◆ Your goal ◆
Write all of the entries out again exactly, but not the images.

◆ Information supplied ◆
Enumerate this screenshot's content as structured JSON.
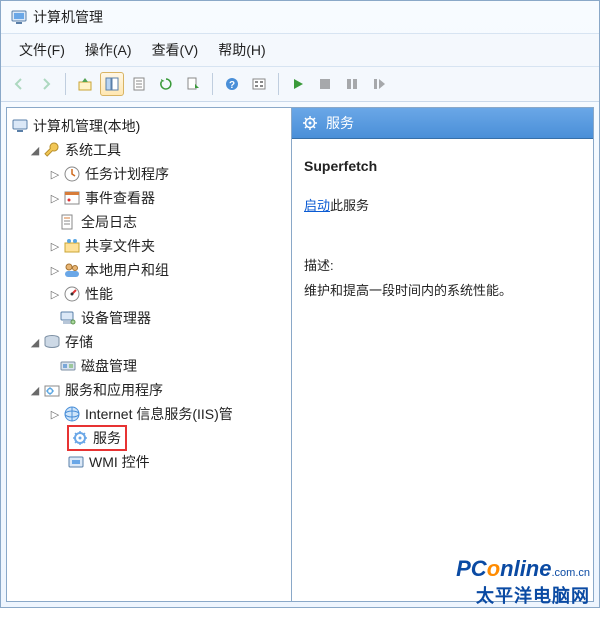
{
  "title": "计算机管理",
  "menu": {
    "file": "文件(F)",
    "action": "操作(A)",
    "view": "查看(V)",
    "help": "帮助(H)"
  },
  "tree": {
    "root": "计算机管理(本地)",
    "sys": "系统工具",
    "sys_items": {
      "task": "任务计划程序",
      "event": "事件查看器",
      "log": "全局日志",
      "share": "共享文件夹",
      "users": "本地用户和组",
      "perf": "性能",
      "devmgr": "设备管理器"
    },
    "storage": "存储",
    "storage_items": {
      "disk": "磁盘管理"
    },
    "apps": "服务和应用程序",
    "apps_items": {
      "iis": "Internet 信息服务(IIS)管",
      "services": "服务",
      "wmi": "WMI 控件"
    }
  },
  "pane": {
    "title": "服务",
    "svc": "Superfetch",
    "start": "启动",
    "start_tail": "此服务",
    "desc_label": "描述:",
    "desc": "维护和提高一段时间内的系统性能。"
  },
  "wm": {
    "a": "PC",
    "b": "o",
    "c": "nline",
    "d": ".com.cn",
    "e": "太平洋电脑网"
  }
}
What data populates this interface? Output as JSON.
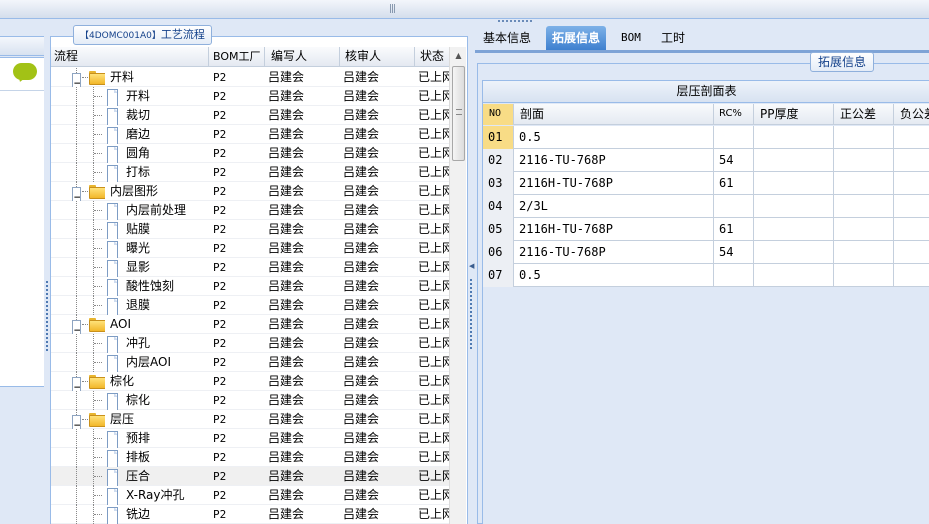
{
  "left_panel": {
    "title_code": "【4DOMC001A0】",
    "title_text": "工艺流程"
  },
  "tree_columns": [
    "流程",
    "BOM工厂",
    "编写人",
    "核审人",
    "状态"
  ],
  "tree_rows": [
    {
      "label": "开料",
      "type": "folder",
      "level": 1,
      "bom": "P2",
      "writer": "吕建会",
      "reviewer": "吕建会",
      "status": "已上网"
    },
    {
      "label": "开料",
      "type": "leaf",
      "level": 2,
      "bom": "P2",
      "writer": "吕建会",
      "reviewer": "吕建会",
      "status": "已上网"
    },
    {
      "label": "裁切",
      "type": "leaf",
      "level": 2,
      "bom": "P2",
      "writer": "吕建会",
      "reviewer": "吕建会",
      "status": "已上网"
    },
    {
      "label": "磨边",
      "type": "leaf",
      "level": 2,
      "bom": "P2",
      "writer": "吕建会",
      "reviewer": "吕建会",
      "status": "已上网"
    },
    {
      "label": "圆角",
      "type": "leaf",
      "level": 2,
      "bom": "P2",
      "writer": "吕建会",
      "reviewer": "吕建会",
      "status": "已上网"
    },
    {
      "label": "打标",
      "type": "leaf",
      "level": 2,
      "bom": "P2",
      "writer": "吕建会",
      "reviewer": "吕建会",
      "status": "已上网"
    },
    {
      "label": "内层图形",
      "type": "folder",
      "level": 1,
      "bom": "P2",
      "writer": "吕建会",
      "reviewer": "吕建会",
      "status": "已上网"
    },
    {
      "label": "内层前处理",
      "type": "leaf",
      "level": 2,
      "bom": "P2",
      "writer": "吕建会",
      "reviewer": "吕建会",
      "status": "已上网"
    },
    {
      "label": "贴膜",
      "type": "leaf",
      "level": 2,
      "bom": "P2",
      "writer": "吕建会",
      "reviewer": "吕建会",
      "status": "已上网"
    },
    {
      "label": "曝光",
      "type": "leaf",
      "level": 2,
      "bom": "P2",
      "writer": "吕建会",
      "reviewer": "吕建会",
      "status": "已上网"
    },
    {
      "label": "显影",
      "type": "leaf",
      "level": 2,
      "bom": "P2",
      "writer": "吕建会",
      "reviewer": "吕建会",
      "status": "已上网"
    },
    {
      "label": "酸性蚀刻",
      "type": "leaf",
      "level": 2,
      "bom": "P2",
      "writer": "吕建会",
      "reviewer": "吕建会",
      "status": "已上网"
    },
    {
      "label": "退膜",
      "type": "leaf",
      "level": 2,
      "bom": "P2",
      "writer": "吕建会",
      "reviewer": "吕建会",
      "status": "已上网"
    },
    {
      "label": "AOI",
      "type": "folder",
      "level": 1,
      "bom": "P2",
      "writer": "吕建会",
      "reviewer": "吕建会",
      "status": "已上网"
    },
    {
      "label": "冲孔",
      "type": "leaf",
      "level": 2,
      "bom": "P2",
      "writer": "吕建会",
      "reviewer": "吕建会",
      "status": "已上网"
    },
    {
      "label": "内层AOI",
      "type": "leaf",
      "level": 2,
      "bom": "P2",
      "writer": "吕建会",
      "reviewer": "吕建会",
      "status": "已上网"
    },
    {
      "label": "棕化",
      "type": "folder",
      "level": 1,
      "bom": "P2",
      "writer": "吕建会",
      "reviewer": "吕建会",
      "status": "已上网"
    },
    {
      "label": "棕化",
      "type": "leaf",
      "level": 2,
      "bom": "P2",
      "writer": "吕建会",
      "reviewer": "吕建会",
      "status": "已上网"
    },
    {
      "label": "层压",
      "type": "folder",
      "level": 1,
      "bom": "P2",
      "writer": "吕建会",
      "reviewer": "吕建会",
      "status": "已上网"
    },
    {
      "label": "预排",
      "type": "leaf",
      "level": 2,
      "bom": "P2",
      "writer": "吕建会",
      "reviewer": "吕建会",
      "status": "已上网"
    },
    {
      "label": "排板",
      "type": "leaf",
      "level": 2,
      "bom": "P2",
      "writer": "吕建会",
      "reviewer": "吕建会",
      "status": "已上网"
    },
    {
      "label": "压合",
      "type": "leaf",
      "level": 2,
      "bom": "P2",
      "writer": "吕建会",
      "reviewer": "吕建会",
      "status": "已上网",
      "selected": true
    },
    {
      "label": "X-Ray冲孔",
      "type": "leaf",
      "level": 2,
      "bom": "P2",
      "writer": "吕建会",
      "reviewer": "吕建会",
      "status": "已上网"
    },
    {
      "label": "铣边",
      "type": "leaf",
      "level": 2,
      "bom": "P2",
      "writer": "吕建会",
      "reviewer": "吕建会",
      "status": "已上网"
    }
  ],
  "right_panel": {
    "tabs": [
      "基本信息",
      "拓展信息",
      "BOM",
      "工时"
    ],
    "active_tab": 1,
    "section_title": "拓展信息",
    "table_title": "层压剖面表",
    "columns": [
      "NO",
      "剖面",
      "RC%",
      "PP厚度",
      "正公差",
      "负公差"
    ],
    "rows": [
      {
        "no": "01",
        "profile": "0.5",
        "rc": "",
        "pp": "",
        "plus": "",
        "minus": ""
      },
      {
        "no": "02",
        "profile": "2116-TU-768P",
        "rc": "54",
        "pp": "",
        "plus": "",
        "minus": ""
      },
      {
        "no": "03",
        "profile": "2116H-TU-768P",
        "rc": "61",
        "pp": "",
        "plus": "",
        "minus": ""
      },
      {
        "no": "04",
        "profile": "2/3L",
        "rc": "",
        "pp": "",
        "plus": "",
        "minus": ""
      },
      {
        "no": "05",
        "profile": "2116H-TU-768P",
        "rc": "61",
        "pp": "",
        "plus": "",
        "minus": ""
      },
      {
        "no": "06",
        "profile": "2116-TU-768P",
        "rc": "54",
        "pp": "",
        "plus": "",
        "minus": ""
      },
      {
        "no": "07",
        "profile": "0.5",
        "rc": "",
        "pp": "",
        "plus": "",
        "minus": ""
      }
    ]
  },
  "colors": {
    "background": "#dfe8f6",
    "border": "#99bbe8",
    "active_tab": "#3e80cf",
    "highlight_cell": "#f8dc86",
    "folder": "#f2b72a",
    "chat_bubble": "#a2c216"
  },
  "icons": {
    "chat": "chat-bubble-icon",
    "folder": "folder-icon",
    "document": "document-icon",
    "expander": "collapse-icon"
  }
}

◆ Answer for this exercise ◆
Enumerate this screenshot's content as structured JSON.
{
  "title": "计算机管理",
  "menu": {
    "file": "文件(F)",
    "action": "操作(A)",
    "view": "查看(V)",
    "help": "帮助(H)"
  },
  "tree": {
    "root": "计算机管理(本地)",
    "sys": "系统工具",
    "sys_items": {
      "task": "任务计划程序",
      "event": "事件查看器",
      "log": "全局日志",
      "share": "共享文件夹",
      "users": "本地用户和组",
      "perf": "性能",
      "devmgr": "设备管理器"
    },
    "storage": "存储",
    "storage_items": {
      "disk": "磁盘管理"
    },
    "apps": "服务和应用程序",
    "apps_items": {
      "iis": "Internet 信息服务(IIS)管",
      "services": "服务",
      "wmi": "WMI 控件"
    }
  },
  "pane": {
    "title": "服务",
    "svc": "Superfetch",
    "start": "启动",
    "start_tail": "此服务",
    "desc_label": "描述:",
    "desc": "维护和提高一段时间内的系统性能。"
  },
  "wm": {
    "a": "PC",
    "b": "o",
    "c": "nline",
    "d": ".com.cn",
    "e": "太平洋电脑网"
  }
}
What data populates this interface? Output as JSON.
{
  "left_panel": {
    "title_code": "【4DOMC001A0】",
    "title_text": "工艺流程"
  },
  "tree_columns": [
    "流程",
    "BOM工厂",
    "编写人",
    "核审人",
    "状态"
  ],
  "tree_rows": [
    {
      "label": "开料",
      "type": "folder",
      "level": 1,
      "bom": "P2",
      "writer": "吕建会",
      "reviewer": "吕建会",
      "status": "已上网"
    },
    {
      "label": "开料",
      "type": "leaf",
      "level": 2,
      "bom": "P2",
      "writer": "吕建会",
      "reviewer": "吕建会",
      "status": "已上网"
    },
    {
      "label": "裁切",
      "type": "leaf",
      "level": 2,
      "bom": "P2",
      "writer": "吕建会",
      "reviewer": "吕建会",
      "status": "已上网"
    },
    {
      "label": "磨边",
      "type": "leaf",
      "level": 2,
      "bom": "P2",
      "writer": "吕建会",
      "reviewer": "吕建会",
      "status": "已上网"
    },
    {
      "label": "圆角",
      "type": "leaf",
      "level": 2,
      "bom": "P2",
      "writer": "吕建会",
      "reviewer": "吕建会",
      "status": "已上网"
    },
    {
      "label": "打标",
      "type": "leaf",
      "level": 2,
      "bom": "P2",
      "writer": "吕建会",
      "reviewer": "吕建会",
      "status": "已上网"
    },
    {
      "label": "内层图形",
      "type": "folder",
      "level": 1,
      "bom": "P2",
      "writer": "吕建会",
      "reviewer": "吕建会",
      "status": "已上网"
    },
    {
      "label": "内层前处理",
      "type": "leaf",
      "level": 2,
      "bom": "P2",
      "writer": "吕建会",
      "reviewer": "吕建会",
      "status": "已上网"
    },
    {
      "label": "贴膜",
      "type": "leaf",
      "level": 2,
      "bom": "P2",
      "writer": "吕建会",
      "reviewer": "吕建会",
      "status": "已上网"
    },
    {
      "label": "曝光",
      "type": "leaf",
      "level": 2,
      "bom": "P2",
      "writer": "吕建会",
      "reviewer": "吕建会",
      "status": "已上网"
    },
    {
      "label": "显影",
      "type": "leaf",
      "level": 2,
      "bom": "P2",
      "writer": "吕建会",
      "reviewer": "吕建会",
      "status": "已上网"
    },
    {
      "label": "酸性蚀刻",
      "type": "leaf",
      "level": 2,
      "bom": "P2",
      "writer": "吕建会",
      "reviewer": "吕建会",
      "status": "已上网"
    },
    {
      "label": "退膜",
      "type": "leaf",
      "level": 2,
      "bom": "P2",
      "writer": "吕建会",
      "reviewer": "吕建会",
      "status": "已上网"
    },
    {
      "label": "AOI",
      "type": "folder",
      "level": 1,
      "bom": "P2",
      "writer": "吕建会",
      "reviewer": "吕建会",
      "status": "已上网"
    },
    {
      "label": "冲孔",
      "type": "leaf",
      "level": 2,
      "bom": "P2",
      "writer": "吕建会",
      "reviewer": "吕建会",
      "status": "已上网"
    },
    {
      "label": "内层AOI",
      "type": "leaf",
      "level": 2,
      "bom": "P2",
      "writer": "吕建会",
      "reviewer": "吕建会",
      "status": "已上网"
    },
    {
      "label": "棕化",
      "type": "folder",
      "level": 1,
      "bom": "P2",
      "writer": "吕建会",
      "reviewer": "吕建会",
      "status": "已上网"
    },
    {
      "label": "棕化",
      "type": "leaf",
      "level": 2,
      "bom": "P2",
      "writer": "吕建会",
      "reviewer": "吕建会",
      "status": "已上网"
    },
    {
      "label": "层压",
      "type": "folder",
      "level": 1,
      "bom": "P2",
      "writer": "吕建会",
      "reviewer": "吕建会",
      "status": "已上网"
    },
    {
      "label": "预排",
      "type": "leaf",
      "level": 2,
      "bom": "P2",
      "writer": "吕建会",
      "reviewer": "吕建会",
      "status": "已上网"
    },
    {
      "label": "排板",
      "type": "leaf",
      "level": 2,
      "bom": "P2",
      "writer": "吕建会",
      "reviewer": "吕建会",
      "status": "已上网"
    },
    {
      "label": "压合",
      "type": "leaf",
      "level": 2,
      "bom": "P2",
      "writer": "吕建会",
      "reviewer": "吕建会",
      "status": "已上网",
      "selected": true
    },
    {
      "label": "X-Ray冲孔",
      "type": "leaf",
      "level": 2,
      "bom": "P2",
      "writer": "吕建会",
      "reviewer": "吕建会",
      "status": "已上网"
    },
    {
      "label": "铣边",
      "type": "leaf",
      "level": 2,
      "bom": "P2",
      "writer": "吕建会",
      "reviewer": "吕建会",
      "status": "已上网"
    }
  ],
  "right_panel": {
    "tabs": [
      "基本信息",
      "拓展信息",
      "BOM",
      "工时"
    ],
    "active_tab": 1,
    "section_title": "拓展信息",
    "table_title": "层压剖面表",
    "columns": [
      "NO",
      "剖面",
      "RC%",
      "PP厚度",
      "正公差",
      "负公差"
    ],
    "rows": [
      {
        "no": "01",
        "profile": "0.5",
        "rc": "",
        "pp": "",
        "plus": "",
        "minus": ""
      },
      {
        "no": "02",
        "profile": "2116-TU-768P",
        "rc": "54",
        "pp": "",
        "plus": "",
        "minus": ""
      },
      {
        "no": "03",
        "profile": "2116H-TU-768P",
        "rc": "61",
        "pp": "",
        "plus": "",
        "minus": ""
      },
      {
        "no": "04",
        "profile": "2/3L",
        "rc": "",
        "pp": "",
        "plus": "",
        "minus": ""
      },
      {
        "no": "05",
        "profile": "2116H-TU-768P",
        "rc": "61",
        "pp": "",
        "plus": "",
        "minus": ""
      },
      {
        "no": "06",
        "profile": "2116-TU-768P",
        "rc": "54",
        "pp": "",
        "plus": "",
        "minus": ""
      },
      {
        "no": "07",
        "profile": "0.5",
        "rc": "",
        "pp": "",
        "plus": "",
        "minus": ""
      }
    ]
  },
  "colors": {
    "background": "#dfe8f6",
    "border": "#99bbe8",
    "active_tab": "#3e80cf",
    "highlight_cell": "#f8dc86",
    "folder": "#f2b72a",
    "chat_bubble": "#a2c216"
  },
  "icons": {
    "chat": "chat-bubble-icon",
    "folder": "folder-icon",
    "document": "document-icon",
    "expander": "collapse-icon"
  }
}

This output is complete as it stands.